Unlike most nocturnal rattlesnakes, the Grand Canyon Rattlesnake prefers the cooler daylight hours to hunt for small mammals such as mice and rats. However, it may occasionally prey on birds.
18. Mottled Rock Rattlesnake (Crotalus lepidus)
This rattlesnake is a small, primarily nocturnal creature found in the southwestern United States and northern Mexico. It can only grow up to 32 inches. Depending on their rocky environment, their color can range from light grey to pink, with mottled patterns of different hues.
It uses the ambush technique to hunt small mammals, lizards, and birds. Unlike other types of rattlesnakes, they are active in colder temperatures.
19. Northwestern Neotropical Rattlesnake (Crotalus culminatus)
The Northwestern Neotropical Rattlesnake lives in Southwestern Mexico, with some staying at Sierra de Coalcomán, reaching elevations up to 6,500 feet.

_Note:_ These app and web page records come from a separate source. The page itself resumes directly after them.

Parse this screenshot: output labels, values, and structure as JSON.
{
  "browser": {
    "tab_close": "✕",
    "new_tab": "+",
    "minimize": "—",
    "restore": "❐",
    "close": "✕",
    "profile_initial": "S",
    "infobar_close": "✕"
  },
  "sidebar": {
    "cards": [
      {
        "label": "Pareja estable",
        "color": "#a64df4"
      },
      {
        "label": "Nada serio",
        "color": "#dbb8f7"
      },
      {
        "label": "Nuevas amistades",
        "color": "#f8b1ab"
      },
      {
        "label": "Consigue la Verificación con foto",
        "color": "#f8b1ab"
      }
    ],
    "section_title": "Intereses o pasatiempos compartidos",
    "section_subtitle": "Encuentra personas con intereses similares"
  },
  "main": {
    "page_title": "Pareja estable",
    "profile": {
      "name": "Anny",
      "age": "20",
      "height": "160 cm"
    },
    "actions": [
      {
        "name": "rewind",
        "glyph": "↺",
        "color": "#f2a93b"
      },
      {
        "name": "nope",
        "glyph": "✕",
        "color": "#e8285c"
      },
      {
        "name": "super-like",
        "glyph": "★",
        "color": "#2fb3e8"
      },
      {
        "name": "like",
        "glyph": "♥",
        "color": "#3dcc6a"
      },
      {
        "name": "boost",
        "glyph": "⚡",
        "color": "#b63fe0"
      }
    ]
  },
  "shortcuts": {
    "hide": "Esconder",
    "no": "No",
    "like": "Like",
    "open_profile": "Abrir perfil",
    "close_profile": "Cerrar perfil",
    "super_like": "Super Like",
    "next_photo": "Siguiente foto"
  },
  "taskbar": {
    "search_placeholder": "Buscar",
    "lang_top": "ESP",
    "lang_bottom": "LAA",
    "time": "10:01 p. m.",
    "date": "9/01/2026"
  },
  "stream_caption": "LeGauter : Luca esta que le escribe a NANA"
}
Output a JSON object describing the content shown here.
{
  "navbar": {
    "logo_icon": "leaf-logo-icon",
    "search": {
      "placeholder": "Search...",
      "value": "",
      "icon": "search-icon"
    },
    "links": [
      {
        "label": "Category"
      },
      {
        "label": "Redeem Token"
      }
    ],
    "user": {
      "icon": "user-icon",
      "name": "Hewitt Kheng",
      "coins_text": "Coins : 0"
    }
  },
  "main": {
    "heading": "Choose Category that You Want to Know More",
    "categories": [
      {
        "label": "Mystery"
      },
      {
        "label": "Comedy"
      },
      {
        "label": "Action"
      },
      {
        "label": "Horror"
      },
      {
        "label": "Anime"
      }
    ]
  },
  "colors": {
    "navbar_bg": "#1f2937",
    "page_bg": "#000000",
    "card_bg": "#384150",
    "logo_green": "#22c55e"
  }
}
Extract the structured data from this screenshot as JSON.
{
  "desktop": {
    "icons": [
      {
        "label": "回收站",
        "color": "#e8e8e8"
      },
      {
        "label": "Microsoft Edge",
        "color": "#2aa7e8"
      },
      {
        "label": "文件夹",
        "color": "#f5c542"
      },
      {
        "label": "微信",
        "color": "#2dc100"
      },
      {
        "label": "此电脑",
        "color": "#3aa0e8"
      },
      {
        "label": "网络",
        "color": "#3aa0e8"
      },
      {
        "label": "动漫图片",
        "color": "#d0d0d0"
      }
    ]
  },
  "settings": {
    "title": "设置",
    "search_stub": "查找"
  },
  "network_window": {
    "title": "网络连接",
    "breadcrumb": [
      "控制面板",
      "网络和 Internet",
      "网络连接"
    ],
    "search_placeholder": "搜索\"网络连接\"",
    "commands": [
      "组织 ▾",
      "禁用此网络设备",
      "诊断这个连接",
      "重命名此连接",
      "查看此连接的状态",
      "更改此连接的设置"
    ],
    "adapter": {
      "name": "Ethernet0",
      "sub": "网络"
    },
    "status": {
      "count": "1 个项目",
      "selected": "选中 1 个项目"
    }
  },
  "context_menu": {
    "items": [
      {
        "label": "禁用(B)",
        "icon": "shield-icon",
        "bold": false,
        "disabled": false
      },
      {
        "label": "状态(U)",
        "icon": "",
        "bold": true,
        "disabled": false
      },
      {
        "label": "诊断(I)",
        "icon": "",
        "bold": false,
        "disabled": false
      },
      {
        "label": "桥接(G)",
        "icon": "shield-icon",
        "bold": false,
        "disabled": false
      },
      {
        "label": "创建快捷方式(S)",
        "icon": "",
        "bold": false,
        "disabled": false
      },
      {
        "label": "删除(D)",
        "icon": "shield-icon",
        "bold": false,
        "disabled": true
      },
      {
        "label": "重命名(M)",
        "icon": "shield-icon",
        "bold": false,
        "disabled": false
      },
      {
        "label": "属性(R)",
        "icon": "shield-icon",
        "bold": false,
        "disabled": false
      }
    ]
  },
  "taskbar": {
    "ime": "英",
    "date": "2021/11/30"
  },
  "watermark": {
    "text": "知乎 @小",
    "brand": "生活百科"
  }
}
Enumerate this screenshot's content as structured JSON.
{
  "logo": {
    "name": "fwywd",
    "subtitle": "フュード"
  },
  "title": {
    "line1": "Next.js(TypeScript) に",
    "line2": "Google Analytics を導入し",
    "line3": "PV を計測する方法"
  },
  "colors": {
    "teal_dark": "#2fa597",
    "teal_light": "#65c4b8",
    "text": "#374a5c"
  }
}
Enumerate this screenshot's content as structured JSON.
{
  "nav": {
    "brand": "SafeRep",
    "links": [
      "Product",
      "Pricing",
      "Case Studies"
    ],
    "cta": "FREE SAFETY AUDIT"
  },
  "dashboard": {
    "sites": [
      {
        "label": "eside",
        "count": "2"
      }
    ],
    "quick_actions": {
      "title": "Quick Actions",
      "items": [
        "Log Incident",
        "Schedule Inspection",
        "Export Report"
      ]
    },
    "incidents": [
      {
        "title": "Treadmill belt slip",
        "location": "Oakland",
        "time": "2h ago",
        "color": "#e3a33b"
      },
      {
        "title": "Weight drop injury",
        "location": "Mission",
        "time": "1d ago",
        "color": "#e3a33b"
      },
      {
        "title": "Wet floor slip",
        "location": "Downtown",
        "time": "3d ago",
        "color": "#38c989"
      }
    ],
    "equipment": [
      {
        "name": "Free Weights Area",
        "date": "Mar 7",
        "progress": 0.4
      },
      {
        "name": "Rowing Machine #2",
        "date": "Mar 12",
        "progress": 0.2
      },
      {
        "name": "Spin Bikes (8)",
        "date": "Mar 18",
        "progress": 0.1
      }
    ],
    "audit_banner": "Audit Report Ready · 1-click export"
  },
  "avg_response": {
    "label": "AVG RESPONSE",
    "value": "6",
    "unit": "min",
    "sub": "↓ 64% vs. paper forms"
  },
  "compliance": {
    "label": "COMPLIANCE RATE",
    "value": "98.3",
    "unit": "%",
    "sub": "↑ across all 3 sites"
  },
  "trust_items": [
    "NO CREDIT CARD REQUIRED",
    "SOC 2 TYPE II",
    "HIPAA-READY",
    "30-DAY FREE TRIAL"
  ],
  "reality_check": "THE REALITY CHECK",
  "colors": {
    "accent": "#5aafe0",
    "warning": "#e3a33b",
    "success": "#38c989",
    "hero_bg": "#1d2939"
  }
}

It has a unique skin coloration and can grow around 3.2 feet in length.
This type of rattlesnake is terrestrial and diurnal, feeding on rodents, birds, and lizards.
20. Baja California Rattlesnake (Crotalus enyo)
The Baja California Rattlesnake, also called Lower California rattlesnake, is a snake living in Mexico's Baja California Peninsula and the southern tip of California.
It is relatively small, reaching up to 35 inches, and has a distinctive skin coloration that blends with its desert environments.
Moreover, it preys mainly on rodents and lizards. Unlike most rattlesnakes, they also eat centipedes of the genus3 Scolopendra.
Martins, M., Arnaud, G., & Murillo-Quero, R. (2008). Exploring Hypotheses about the Loss of the Rattle in Rattlesnakes: How Arboreal Is the Isla Santa Catalina Rattleless Rattlesnake, Crotalus catalinensis?. South American Journal of Herpetology, 3(2), 162-167.
Arnaud, G., Ríos-Castro, E., Velasco-Suárez, A., León, F. J. G., Beltrán, L. F., & Carbajal-Saucedo, A. (2023). Venom comparisons of endemic and micro-endemic speckled rattlesnakes Crotalus mitchellii, C. polisi and C. thalassoporus from Baja California Peninsula. Toxicon, 224, 107030.
Taylor, E. (2001). Diet of the Baja California Rattlesnake, Crotalus enyo (Viperidae). Copeia, 2001(2), 553-555.
Scarborough, R. M. (1999). Development of eptifibatide. American Heart Journal, 138(6), 1093–1104.